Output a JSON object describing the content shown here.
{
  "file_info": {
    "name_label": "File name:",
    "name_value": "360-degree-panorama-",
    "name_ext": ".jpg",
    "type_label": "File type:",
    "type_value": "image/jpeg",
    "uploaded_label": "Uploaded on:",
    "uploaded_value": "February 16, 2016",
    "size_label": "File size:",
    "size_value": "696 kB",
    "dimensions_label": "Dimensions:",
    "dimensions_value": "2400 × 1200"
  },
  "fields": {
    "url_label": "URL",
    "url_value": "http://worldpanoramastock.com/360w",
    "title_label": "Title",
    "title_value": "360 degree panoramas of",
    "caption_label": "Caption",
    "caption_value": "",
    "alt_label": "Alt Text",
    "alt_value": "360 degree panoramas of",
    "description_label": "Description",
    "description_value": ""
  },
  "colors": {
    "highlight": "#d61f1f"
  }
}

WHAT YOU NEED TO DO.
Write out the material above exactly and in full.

WORKED SOLUTION.
Output a JSON object describing the content shown here.
{
  "file_info": {
    "name_label": "File name:",
    "name_value": "360-degree-panorama-",
    "name_ext": ".jpg",
    "type_label": "File type:",
    "type_value": "image/jpeg",
    "uploaded_label": "Uploaded on:",
    "uploaded_value": "February 16, 2016",
    "size_label": "File size:",
    "size_value": "696 kB",
    "dimensions_label": "Dimensions:",
    "dimensions_value": "2400 × 1200"
  },
  "fields": {
    "url_label": "URL",
    "url_value": "http://worldpanoramastock.com/360w",
    "title_label": "Title",
    "title_value": "360 degree panoramas of",
    "caption_label": "Caption",
    "caption_value": "",
    "alt_label": "Alt Text",
    "alt_value": "360 degree panoramas of",
    "description_label": "Description",
    "description_value": ""
  },
  "colors": {
    "highlight": "#d61f1f"
  }
}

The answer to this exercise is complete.